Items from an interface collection
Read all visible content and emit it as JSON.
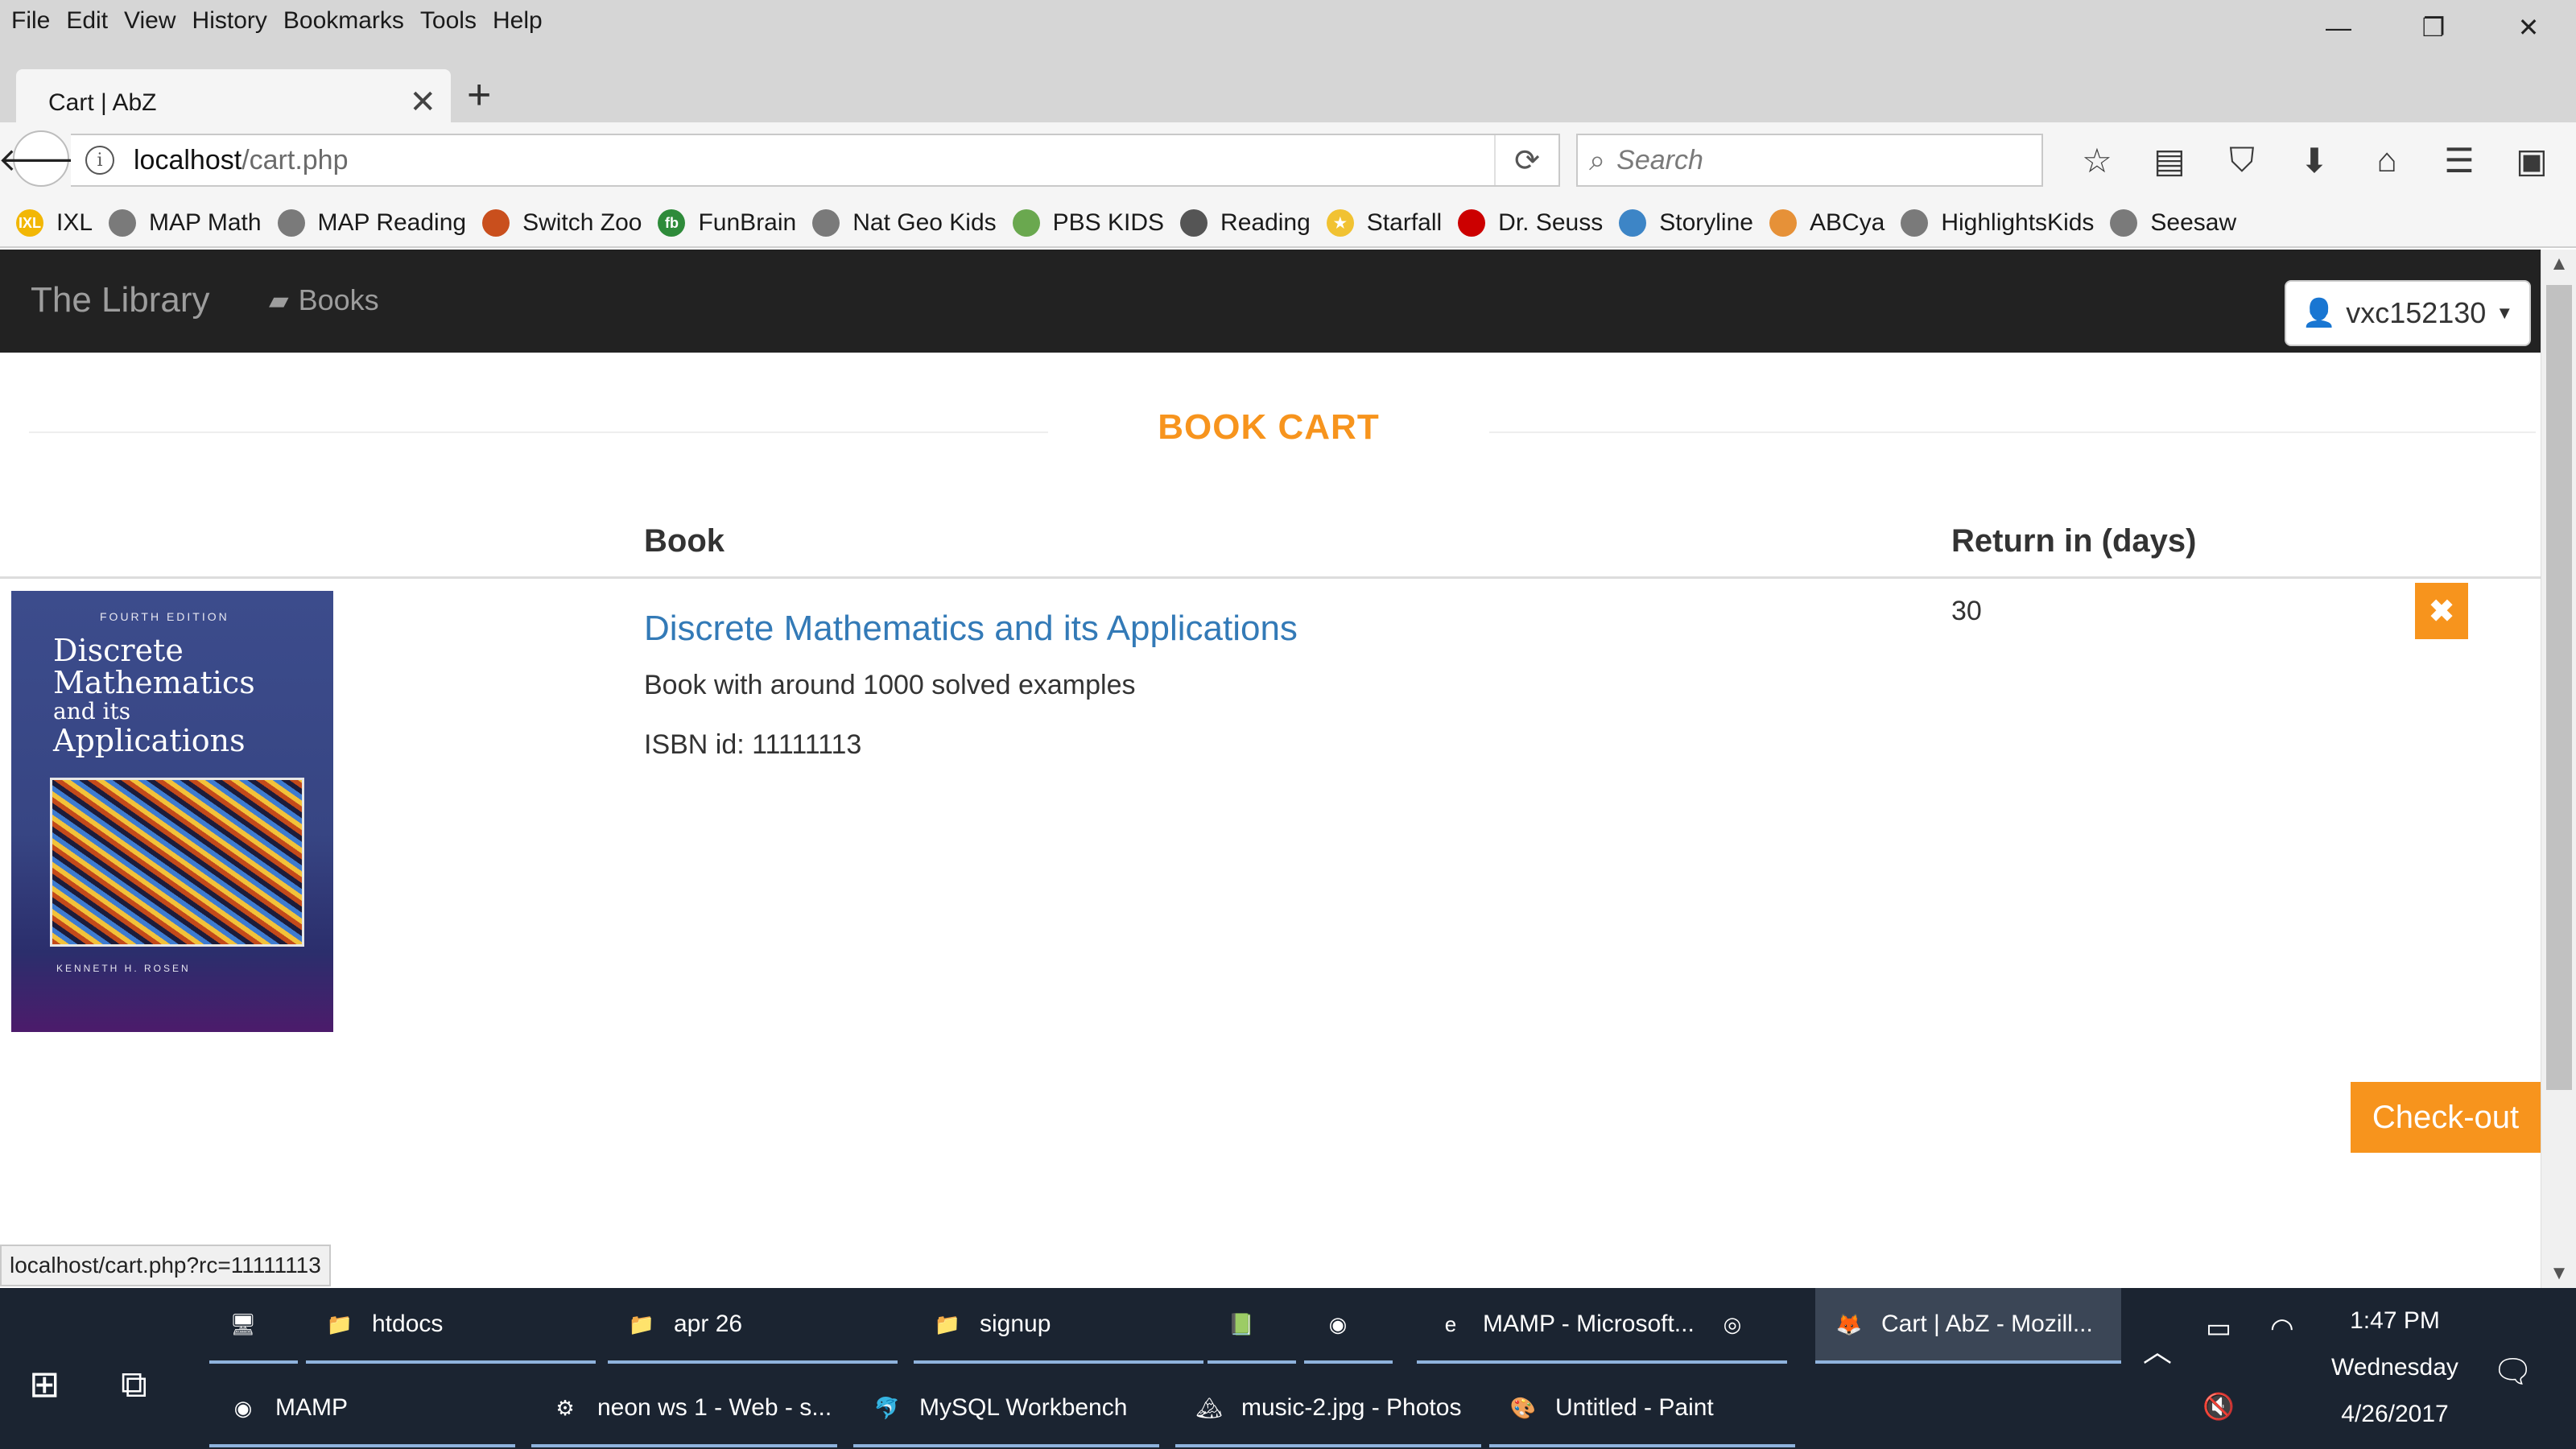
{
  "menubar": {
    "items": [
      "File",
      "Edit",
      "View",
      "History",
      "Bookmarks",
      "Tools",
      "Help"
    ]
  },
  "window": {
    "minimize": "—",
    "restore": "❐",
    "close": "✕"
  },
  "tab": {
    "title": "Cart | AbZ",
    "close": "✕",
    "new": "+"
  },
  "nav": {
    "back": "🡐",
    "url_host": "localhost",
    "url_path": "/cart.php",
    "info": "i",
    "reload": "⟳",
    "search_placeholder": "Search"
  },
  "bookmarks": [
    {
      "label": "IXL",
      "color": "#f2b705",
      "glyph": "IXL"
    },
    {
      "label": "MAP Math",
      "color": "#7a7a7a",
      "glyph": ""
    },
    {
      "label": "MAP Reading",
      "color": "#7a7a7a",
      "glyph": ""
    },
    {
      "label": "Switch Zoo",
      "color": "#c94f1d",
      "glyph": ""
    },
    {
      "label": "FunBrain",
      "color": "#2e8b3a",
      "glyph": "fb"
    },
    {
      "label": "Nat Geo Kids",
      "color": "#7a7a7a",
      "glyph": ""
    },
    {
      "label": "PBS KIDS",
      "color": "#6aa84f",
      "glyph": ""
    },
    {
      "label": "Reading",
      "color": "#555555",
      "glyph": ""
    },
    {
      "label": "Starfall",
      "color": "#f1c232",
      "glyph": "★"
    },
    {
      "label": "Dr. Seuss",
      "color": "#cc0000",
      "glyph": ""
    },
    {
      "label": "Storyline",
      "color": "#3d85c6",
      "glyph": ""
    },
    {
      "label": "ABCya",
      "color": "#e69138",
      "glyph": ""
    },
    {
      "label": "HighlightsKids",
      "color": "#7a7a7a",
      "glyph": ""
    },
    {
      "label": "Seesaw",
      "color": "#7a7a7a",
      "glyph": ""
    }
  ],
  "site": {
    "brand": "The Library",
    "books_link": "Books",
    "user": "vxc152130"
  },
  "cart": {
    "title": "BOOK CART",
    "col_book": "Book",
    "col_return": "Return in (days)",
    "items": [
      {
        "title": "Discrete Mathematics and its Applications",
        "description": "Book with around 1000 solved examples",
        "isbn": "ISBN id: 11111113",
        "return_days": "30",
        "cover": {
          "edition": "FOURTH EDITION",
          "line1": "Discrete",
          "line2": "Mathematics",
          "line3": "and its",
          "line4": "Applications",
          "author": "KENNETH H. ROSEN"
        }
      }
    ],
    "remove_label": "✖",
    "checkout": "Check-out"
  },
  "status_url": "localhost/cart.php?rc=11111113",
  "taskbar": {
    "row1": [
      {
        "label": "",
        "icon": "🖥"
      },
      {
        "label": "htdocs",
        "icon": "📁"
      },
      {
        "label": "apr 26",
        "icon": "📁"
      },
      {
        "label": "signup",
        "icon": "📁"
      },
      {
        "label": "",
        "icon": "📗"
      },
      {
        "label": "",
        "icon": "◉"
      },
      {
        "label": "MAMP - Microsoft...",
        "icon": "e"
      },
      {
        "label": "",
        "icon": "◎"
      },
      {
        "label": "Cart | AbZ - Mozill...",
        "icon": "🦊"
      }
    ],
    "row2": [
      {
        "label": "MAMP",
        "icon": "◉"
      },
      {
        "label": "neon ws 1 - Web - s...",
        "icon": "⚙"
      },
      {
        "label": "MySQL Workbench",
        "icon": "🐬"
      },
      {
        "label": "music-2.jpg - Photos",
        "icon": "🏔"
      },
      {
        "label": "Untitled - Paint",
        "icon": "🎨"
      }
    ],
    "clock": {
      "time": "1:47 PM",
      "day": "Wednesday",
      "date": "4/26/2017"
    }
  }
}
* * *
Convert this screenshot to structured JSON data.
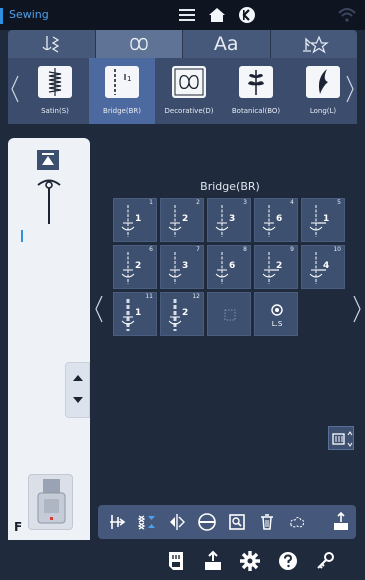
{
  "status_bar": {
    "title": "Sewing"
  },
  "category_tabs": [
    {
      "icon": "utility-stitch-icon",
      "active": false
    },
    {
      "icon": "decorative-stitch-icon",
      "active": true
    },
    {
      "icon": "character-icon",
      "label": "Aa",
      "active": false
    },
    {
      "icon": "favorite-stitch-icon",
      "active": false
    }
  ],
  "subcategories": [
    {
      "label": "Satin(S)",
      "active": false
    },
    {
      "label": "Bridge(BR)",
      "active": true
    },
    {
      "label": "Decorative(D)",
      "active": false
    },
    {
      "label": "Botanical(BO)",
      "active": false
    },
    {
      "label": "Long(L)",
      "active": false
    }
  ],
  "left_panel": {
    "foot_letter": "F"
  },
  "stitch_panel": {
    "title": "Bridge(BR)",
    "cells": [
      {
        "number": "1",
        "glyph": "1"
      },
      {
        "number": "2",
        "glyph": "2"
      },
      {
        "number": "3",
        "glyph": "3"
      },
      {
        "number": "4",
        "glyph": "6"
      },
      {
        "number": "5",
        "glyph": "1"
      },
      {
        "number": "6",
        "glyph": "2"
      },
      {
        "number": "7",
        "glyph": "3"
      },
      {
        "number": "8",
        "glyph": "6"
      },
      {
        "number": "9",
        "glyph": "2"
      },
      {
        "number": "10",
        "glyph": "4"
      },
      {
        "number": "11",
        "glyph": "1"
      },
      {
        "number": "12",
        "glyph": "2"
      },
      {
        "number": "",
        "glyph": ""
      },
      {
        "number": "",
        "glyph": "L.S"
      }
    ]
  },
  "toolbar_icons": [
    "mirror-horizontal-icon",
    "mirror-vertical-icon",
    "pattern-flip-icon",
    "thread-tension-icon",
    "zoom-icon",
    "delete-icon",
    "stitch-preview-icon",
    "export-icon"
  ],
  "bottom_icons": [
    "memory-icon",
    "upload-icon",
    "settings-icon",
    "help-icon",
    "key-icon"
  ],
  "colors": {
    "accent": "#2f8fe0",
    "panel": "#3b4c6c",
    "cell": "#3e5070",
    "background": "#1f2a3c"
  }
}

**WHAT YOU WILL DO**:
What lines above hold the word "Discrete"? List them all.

**TASK RESPONSE**:
        "title": "Discrete Mathematics and its Applications",
          "line1": "Discrete",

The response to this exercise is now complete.